Exercise data: Begin
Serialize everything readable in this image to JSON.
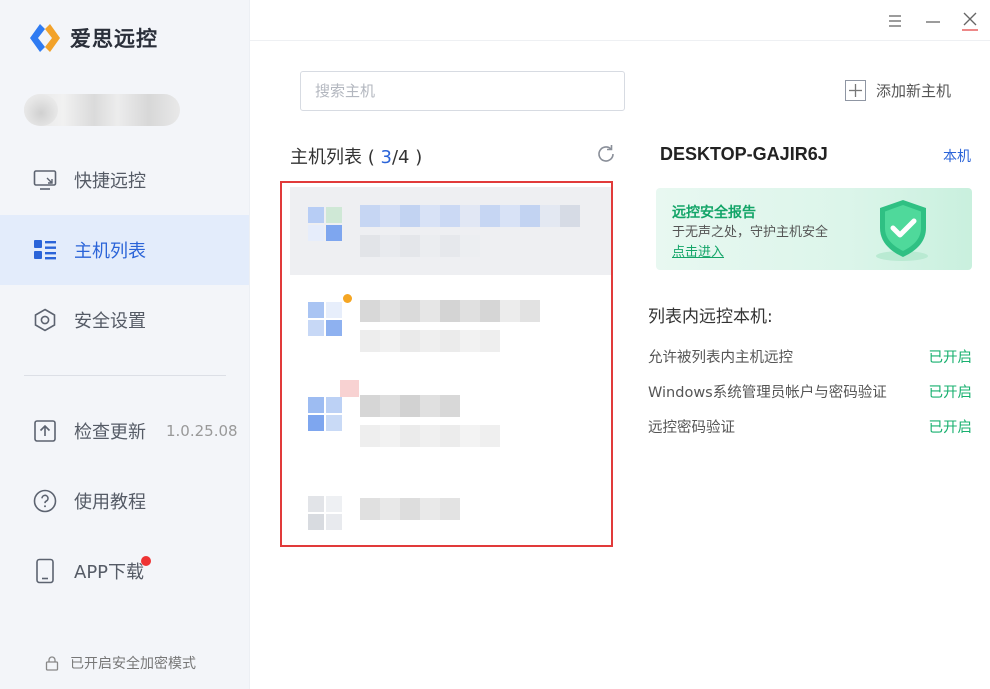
{
  "app": {
    "name": "爱思远控"
  },
  "sidebar": {
    "items": [
      {
        "label": "快捷远控",
        "icon": "monitor-icon"
      },
      {
        "label": "主机列表",
        "icon": "host-list-icon"
      },
      {
        "label": "安全设置",
        "icon": "shield-hex-icon"
      },
      {
        "label": "检查更新",
        "icon": "upload-icon",
        "version": "1.0.25.08"
      },
      {
        "label": "使用教程",
        "icon": "help-icon"
      },
      {
        "label": "APP下载",
        "icon": "phone-icon"
      }
    ],
    "active_index": 1,
    "encrypt_note": "已开启安全加密模式"
  },
  "window_controls": [
    "menu-icon",
    "minimize-icon",
    "close-icon"
  ],
  "search": {
    "placeholder": "搜索主机"
  },
  "add_host": {
    "label": "添加新主机"
  },
  "host_list": {
    "title": "主机列表",
    "open_paren": "(",
    "online_count": "3",
    "separator": "/",
    "total_count": "4",
    "close_paren": ")"
  },
  "detail": {
    "machine_name": "DESKTOP-GAJIR6J",
    "this_machine_label": "本机",
    "security_report": {
      "title": "远控安全报告",
      "subtitle": "于无声之处，守护主机安全",
      "link": "点击进入"
    },
    "settings_title": "列表内远控本机:",
    "settings": [
      {
        "name": "允许被列表内主机远控",
        "value": "已开启"
      },
      {
        "name": "Windows系统管理员帐户与密码验证",
        "value": "已开启"
      },
      {
        "name": "远控密码验证",
        "value": "已开启"
      }
    ]
  },
  "colors": {
    "accent": "#2b64d8",
    "success": "#18b06f",
    "highlight_border": "#e13a3a",
    "sidebar_bg": "#f3f5f9",
    "active_item_bg": "#e3ecfb"
  }
}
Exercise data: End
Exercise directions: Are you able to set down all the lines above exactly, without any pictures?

Output of the task:
Serialize everything readable in this image to JSON.
{
  "app": {
    "name": "爱思远控"
  },
  "sidebar": {
    "items": [
      {
        "label": "快捷远控",
        "icon": "monitor-icon"
      },
      {
        "label": "主机列表",
        "icon": "host-list-icon"
      },
      {
        "label": "安全设置",
        "icon": "shield-hex-icon"
      },
      {
        "label": "检查更新",
        "icon": "upload-icon",
        "version": "1.0.25.08"
      },
      {
        "label": "使用教程",
        "icon": "help-icon"
      },
      {
        "label": "APP下载",
        "icon": "phone-icon"
      }
    ],
    "active_index": 1,
    "encrypt_note": "已开启安全加密模式"
  },
  "window_controls": [
    "menu-icon",
    "minimize-icon",
    "close-icon"
  ],
  "search": {
    "placeholder": "搜索主机"
  },
  "add_host": {
    "label": "添加新主机"
  },
  "host_list": {
    "title": "主机列表",
    "open_paren": "(",
    "online_count": "3",
    "separator": "/",
    "total_count": "4",
    "close_paren": ")"
  },
  "detail": {
    "machine_name": "DESKTOP-GAJIR6J",
    "this_machine_label": "本机",
    "security_report": {
      "title": "远控安全报告",
      "subtitle": "于无声之处，守护主机安全",
      "link": "点击进入"
    },
    "settings_title": "列表内远控本机:",
    "settings": [
      {
        "name": "允许被列表内主机远控",
        "value": "已开启"
      },
      {
        "name": "Windows系统管理员帐户与密码验证",
        "value": "已开启"
      },
      {
        "name": "远控密码验证",
        "value": "已开启"
      }
    ]
  },
  "colors": {
    "accent": "#2b64d8",
    "success": "#18b06f",
    "highlight_border": "#e13a3a",
    "sidebar_bg": "#f3f5f9",
    "active_item_bg": "#e3ecfb"
  }
}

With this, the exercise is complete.